Activity → Below are entries; count the lines containing the string "components". The answer is that number alone.

##### Task inputs

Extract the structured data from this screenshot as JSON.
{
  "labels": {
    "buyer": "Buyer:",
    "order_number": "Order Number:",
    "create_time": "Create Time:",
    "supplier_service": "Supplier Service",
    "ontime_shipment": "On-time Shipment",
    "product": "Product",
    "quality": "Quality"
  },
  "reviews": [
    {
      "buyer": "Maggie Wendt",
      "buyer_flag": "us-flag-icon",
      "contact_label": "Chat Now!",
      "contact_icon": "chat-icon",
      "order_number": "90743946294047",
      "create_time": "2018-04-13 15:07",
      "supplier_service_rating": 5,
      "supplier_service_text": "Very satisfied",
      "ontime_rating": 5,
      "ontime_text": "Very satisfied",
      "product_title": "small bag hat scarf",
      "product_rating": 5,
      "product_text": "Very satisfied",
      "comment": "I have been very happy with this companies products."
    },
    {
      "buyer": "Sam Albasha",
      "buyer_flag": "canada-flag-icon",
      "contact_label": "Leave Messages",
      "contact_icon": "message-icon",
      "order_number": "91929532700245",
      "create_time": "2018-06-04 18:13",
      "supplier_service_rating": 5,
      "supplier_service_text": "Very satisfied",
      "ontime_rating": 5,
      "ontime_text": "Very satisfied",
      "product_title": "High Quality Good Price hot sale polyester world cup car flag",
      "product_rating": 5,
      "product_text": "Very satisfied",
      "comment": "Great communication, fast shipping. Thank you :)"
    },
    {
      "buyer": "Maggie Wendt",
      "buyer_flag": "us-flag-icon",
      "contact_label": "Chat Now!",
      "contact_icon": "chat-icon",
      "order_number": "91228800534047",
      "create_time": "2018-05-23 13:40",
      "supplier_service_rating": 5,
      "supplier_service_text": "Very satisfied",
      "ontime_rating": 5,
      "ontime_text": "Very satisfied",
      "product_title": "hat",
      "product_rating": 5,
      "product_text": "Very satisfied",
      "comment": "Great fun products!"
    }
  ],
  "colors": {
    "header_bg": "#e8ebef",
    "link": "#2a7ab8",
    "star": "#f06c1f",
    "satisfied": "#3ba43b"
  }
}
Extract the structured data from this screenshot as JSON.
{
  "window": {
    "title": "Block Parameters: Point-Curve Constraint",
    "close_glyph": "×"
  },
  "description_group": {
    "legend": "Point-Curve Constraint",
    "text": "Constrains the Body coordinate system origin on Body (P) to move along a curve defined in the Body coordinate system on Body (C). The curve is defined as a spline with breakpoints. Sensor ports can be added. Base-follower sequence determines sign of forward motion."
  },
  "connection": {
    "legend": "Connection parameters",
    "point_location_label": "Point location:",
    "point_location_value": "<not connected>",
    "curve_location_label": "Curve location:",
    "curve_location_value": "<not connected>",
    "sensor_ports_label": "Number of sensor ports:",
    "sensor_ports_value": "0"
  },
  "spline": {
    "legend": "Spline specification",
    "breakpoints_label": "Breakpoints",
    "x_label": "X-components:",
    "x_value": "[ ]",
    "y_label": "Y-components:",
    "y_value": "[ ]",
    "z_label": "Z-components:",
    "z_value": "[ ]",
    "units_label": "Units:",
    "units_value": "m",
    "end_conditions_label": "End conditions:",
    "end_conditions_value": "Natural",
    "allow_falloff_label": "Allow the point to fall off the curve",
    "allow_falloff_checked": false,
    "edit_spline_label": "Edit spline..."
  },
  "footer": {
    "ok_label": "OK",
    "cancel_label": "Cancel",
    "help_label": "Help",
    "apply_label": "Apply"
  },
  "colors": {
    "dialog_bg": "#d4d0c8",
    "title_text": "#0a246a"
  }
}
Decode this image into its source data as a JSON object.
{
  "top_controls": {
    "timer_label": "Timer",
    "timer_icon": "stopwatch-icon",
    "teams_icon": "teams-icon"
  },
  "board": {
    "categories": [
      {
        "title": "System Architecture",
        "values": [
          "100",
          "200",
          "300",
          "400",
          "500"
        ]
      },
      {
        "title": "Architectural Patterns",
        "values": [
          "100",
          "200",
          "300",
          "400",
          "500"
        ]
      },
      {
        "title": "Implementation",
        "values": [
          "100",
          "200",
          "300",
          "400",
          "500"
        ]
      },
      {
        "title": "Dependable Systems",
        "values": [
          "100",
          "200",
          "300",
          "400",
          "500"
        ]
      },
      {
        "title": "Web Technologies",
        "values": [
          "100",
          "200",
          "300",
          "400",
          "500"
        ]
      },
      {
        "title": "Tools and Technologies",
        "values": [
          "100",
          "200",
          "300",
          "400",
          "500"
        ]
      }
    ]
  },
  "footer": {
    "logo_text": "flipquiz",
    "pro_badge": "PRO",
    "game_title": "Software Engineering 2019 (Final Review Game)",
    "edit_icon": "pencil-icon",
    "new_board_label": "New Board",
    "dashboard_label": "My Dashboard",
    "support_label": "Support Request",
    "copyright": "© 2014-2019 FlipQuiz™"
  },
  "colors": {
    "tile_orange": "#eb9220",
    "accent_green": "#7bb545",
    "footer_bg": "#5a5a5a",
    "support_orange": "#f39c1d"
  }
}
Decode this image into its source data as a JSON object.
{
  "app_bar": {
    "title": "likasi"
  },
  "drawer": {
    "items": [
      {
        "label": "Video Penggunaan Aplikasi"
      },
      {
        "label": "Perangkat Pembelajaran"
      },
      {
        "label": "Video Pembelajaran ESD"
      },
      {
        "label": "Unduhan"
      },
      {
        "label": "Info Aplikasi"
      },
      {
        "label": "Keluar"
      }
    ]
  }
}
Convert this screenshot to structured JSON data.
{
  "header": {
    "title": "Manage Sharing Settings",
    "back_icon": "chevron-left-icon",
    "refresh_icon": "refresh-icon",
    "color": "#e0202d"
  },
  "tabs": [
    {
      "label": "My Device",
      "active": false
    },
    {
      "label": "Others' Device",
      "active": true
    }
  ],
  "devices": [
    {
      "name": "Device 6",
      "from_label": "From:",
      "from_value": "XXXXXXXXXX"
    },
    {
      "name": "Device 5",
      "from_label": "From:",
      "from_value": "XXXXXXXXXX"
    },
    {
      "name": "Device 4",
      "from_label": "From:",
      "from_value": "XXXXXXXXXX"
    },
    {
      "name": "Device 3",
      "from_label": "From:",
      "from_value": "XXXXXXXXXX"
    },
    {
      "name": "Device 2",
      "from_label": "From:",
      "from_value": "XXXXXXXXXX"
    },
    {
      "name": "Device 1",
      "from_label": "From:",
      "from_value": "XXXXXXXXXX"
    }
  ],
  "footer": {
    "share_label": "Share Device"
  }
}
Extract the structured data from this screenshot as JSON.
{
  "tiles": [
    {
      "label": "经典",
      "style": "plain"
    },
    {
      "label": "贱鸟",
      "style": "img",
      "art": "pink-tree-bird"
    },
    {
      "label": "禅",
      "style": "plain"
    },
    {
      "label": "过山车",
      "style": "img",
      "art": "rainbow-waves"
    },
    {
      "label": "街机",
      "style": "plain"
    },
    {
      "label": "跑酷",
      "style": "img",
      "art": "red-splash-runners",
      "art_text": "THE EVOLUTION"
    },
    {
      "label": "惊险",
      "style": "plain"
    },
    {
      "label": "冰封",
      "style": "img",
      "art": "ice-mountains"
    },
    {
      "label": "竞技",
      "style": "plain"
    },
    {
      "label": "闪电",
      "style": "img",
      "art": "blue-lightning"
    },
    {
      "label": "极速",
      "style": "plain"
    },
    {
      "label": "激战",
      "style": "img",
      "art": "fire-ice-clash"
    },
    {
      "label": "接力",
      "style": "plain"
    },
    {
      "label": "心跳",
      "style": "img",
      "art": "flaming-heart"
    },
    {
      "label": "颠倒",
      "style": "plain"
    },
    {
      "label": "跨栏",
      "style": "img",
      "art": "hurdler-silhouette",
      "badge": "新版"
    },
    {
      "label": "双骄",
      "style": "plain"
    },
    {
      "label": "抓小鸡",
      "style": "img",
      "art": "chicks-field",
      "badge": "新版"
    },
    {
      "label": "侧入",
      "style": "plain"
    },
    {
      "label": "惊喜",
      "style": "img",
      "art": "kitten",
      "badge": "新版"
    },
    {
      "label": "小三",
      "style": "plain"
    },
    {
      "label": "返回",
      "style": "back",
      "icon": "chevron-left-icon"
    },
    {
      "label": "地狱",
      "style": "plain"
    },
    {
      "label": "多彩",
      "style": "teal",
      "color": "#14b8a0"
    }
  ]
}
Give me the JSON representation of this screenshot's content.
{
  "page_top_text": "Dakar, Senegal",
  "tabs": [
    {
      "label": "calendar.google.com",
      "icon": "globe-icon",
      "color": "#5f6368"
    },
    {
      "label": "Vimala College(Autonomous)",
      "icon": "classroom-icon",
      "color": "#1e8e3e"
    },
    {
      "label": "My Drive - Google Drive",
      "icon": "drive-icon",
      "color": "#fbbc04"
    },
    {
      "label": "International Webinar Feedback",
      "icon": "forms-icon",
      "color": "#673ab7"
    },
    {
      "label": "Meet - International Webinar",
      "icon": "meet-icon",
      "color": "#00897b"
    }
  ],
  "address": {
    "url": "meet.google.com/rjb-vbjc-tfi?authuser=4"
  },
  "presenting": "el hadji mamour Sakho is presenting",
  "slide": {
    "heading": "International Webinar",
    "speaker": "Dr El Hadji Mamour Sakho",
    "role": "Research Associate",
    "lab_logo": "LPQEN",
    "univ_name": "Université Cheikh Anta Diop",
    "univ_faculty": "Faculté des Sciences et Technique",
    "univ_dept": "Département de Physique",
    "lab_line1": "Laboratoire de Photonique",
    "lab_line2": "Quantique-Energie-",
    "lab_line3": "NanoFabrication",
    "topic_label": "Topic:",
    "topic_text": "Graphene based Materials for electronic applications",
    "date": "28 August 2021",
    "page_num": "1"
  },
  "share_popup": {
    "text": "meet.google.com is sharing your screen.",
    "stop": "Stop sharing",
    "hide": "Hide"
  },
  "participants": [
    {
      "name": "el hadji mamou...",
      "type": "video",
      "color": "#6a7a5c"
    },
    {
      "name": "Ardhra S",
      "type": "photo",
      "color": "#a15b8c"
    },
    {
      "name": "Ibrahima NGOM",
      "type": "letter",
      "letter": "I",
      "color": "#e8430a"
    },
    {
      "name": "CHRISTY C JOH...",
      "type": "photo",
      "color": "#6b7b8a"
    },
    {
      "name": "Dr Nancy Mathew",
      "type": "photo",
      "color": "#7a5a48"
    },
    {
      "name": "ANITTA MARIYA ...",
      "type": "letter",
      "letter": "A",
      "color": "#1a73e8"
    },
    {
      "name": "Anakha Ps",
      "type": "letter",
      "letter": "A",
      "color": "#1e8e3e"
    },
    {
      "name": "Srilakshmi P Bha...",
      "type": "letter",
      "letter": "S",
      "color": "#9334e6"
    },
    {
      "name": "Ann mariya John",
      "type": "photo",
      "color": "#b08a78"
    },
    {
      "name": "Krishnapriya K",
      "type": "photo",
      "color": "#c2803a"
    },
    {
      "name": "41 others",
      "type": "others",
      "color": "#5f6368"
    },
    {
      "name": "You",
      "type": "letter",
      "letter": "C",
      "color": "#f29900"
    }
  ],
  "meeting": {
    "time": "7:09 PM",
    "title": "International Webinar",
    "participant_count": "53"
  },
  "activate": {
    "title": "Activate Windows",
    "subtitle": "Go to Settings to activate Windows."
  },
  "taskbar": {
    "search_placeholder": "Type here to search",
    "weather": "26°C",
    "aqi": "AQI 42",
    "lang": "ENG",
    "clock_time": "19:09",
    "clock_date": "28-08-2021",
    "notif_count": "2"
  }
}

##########

Your response → 3